The main story may very well be the Wii Balance Board, a smart yet simple solution that opened up opportunities for meaningful fitness exercises with the console. It's robust in its design, and even if the Wii Fit craze has lost some steam - it still serves as a great argument for kids who want to convince their mom getting a console is a great idea.
Nintendo have been pitching other crazy ideas - such as the Wii Vitality Sensor - and perhaps we will be getting more peripherals for the Wii, but the likely scenario is that these will be saved up for Wii U.
Buying a Wii: the deals
There is a new model of the Nintendo Wii. One that doesn't play Gamecube titles (if this is a problem for you, don't get it!), and that cannot stand up. Other than that there is really no significant difference.
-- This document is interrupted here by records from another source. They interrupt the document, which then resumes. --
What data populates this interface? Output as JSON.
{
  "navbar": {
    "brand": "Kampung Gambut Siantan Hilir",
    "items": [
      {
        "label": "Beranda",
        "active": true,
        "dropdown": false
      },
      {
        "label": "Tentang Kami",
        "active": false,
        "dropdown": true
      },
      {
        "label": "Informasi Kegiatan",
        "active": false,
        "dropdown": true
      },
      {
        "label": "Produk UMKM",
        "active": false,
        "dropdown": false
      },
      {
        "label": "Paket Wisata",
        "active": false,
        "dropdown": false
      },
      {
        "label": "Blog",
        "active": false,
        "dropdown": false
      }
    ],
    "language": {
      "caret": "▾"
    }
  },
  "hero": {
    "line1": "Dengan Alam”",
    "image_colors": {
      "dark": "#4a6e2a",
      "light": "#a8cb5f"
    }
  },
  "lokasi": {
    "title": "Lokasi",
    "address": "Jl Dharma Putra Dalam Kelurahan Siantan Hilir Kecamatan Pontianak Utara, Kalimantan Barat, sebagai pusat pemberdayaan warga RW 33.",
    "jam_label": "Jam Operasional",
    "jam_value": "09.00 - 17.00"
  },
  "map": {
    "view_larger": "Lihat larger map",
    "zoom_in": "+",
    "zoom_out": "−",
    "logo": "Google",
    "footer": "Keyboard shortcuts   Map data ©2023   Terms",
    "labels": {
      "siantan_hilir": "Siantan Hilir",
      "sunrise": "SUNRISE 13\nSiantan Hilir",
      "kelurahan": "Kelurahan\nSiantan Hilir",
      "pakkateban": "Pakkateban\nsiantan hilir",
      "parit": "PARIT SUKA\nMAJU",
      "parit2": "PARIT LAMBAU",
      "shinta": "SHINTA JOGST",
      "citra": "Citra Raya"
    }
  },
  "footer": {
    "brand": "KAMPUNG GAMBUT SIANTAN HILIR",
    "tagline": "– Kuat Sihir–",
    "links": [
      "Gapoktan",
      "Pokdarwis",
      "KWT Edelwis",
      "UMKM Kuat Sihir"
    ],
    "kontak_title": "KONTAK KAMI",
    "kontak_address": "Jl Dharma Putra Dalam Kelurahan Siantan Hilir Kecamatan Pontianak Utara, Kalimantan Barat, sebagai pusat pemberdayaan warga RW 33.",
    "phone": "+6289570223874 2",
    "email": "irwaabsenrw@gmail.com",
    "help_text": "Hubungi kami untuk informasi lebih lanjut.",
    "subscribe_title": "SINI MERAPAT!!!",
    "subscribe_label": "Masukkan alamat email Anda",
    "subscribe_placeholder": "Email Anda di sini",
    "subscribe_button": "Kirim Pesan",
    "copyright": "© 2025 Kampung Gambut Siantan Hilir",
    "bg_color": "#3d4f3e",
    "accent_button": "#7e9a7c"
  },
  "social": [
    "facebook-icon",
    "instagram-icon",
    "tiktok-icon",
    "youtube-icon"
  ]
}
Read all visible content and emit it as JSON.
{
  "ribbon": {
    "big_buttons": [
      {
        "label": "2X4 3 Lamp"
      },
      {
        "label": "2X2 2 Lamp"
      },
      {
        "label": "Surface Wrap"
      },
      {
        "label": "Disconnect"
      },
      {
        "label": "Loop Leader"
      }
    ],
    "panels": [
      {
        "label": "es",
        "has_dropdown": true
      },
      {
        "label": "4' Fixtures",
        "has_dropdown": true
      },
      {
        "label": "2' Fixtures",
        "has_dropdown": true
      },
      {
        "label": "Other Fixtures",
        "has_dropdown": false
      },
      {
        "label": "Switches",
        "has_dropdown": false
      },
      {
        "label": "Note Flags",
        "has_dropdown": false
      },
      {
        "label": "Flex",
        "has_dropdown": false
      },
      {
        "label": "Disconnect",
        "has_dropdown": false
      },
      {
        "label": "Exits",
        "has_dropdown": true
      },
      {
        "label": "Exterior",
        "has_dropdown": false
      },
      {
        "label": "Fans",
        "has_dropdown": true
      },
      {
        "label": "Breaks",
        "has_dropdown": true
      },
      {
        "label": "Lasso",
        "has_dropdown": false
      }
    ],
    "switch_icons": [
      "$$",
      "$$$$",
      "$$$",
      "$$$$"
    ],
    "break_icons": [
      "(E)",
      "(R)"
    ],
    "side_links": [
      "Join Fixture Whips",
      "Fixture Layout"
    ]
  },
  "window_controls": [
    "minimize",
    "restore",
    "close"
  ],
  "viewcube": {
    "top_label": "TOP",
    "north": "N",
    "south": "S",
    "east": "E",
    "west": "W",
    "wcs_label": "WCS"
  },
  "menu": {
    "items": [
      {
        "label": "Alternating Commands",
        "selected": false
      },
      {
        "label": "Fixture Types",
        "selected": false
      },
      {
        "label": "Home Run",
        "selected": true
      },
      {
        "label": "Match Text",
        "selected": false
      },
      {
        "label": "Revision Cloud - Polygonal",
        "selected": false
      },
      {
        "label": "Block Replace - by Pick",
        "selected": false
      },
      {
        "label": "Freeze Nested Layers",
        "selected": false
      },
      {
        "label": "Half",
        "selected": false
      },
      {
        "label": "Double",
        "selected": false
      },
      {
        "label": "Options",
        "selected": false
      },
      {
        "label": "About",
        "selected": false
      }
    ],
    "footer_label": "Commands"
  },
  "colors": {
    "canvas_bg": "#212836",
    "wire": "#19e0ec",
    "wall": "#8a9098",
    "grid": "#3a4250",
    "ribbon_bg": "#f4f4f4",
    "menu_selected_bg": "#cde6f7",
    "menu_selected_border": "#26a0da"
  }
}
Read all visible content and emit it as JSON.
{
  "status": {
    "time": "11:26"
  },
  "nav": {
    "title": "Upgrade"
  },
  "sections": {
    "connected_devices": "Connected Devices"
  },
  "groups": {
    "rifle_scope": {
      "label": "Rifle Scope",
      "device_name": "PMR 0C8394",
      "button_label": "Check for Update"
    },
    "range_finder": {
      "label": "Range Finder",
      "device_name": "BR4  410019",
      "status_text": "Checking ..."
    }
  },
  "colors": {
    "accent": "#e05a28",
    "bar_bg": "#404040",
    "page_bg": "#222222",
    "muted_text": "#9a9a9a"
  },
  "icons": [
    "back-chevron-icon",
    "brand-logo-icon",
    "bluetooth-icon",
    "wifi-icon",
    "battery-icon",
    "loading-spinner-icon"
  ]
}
There are a few official bundles of the console, but strangely enough there isn't one featuring the new Legend of Zelda title.
The main bundles available now are the Wii Sports Resorts bundle and the Mario Kart Wii bundle. There is also a bundle featuring Mario & Sonic at the 2012 London Olympic Games that sports a blue Wii and countless unofficial bundles.
As far as the other bundles go we found the Mario & Sonic bundle for a mere £110 at Amazon and the Wii Sports Resorts bundle for the same price at the very same Amazon. You can probably find similar deals at your local GAME or equivalent as well, but be aware some unofficial bundles (we're looking at you Skyward Sword bundle) may actually be more expensive than getting a cheap bundle and picking up the game separate.
And as you'd expect you can find plenty of used Wii's both at retail and at online auction sites where you can pick up a complete used console for around £50 or thereabouts. If you're not too picky about which games you're getting there are lots of deals with several games included as well.
Getting the Nintendo Wii towards the tail end of its lifespan may not sound like a very tempting proposition, but there is a lot of fun to be had with the console - and there are a lot of extremely good games that can only be experienced on the platform. Holding out for Wii U, set to launch next year, is of course the wisest option as it promises backward compatibility which will allow you to sample some of the best games for Wii once you pick up the new console. Then again, if you're looking to enjoy some plumber fun this Christmas - Wii is finally at a price point where it comes across as a good value proposition.
Click here to read our PlayStation 3 Christmas Buyer's Guide.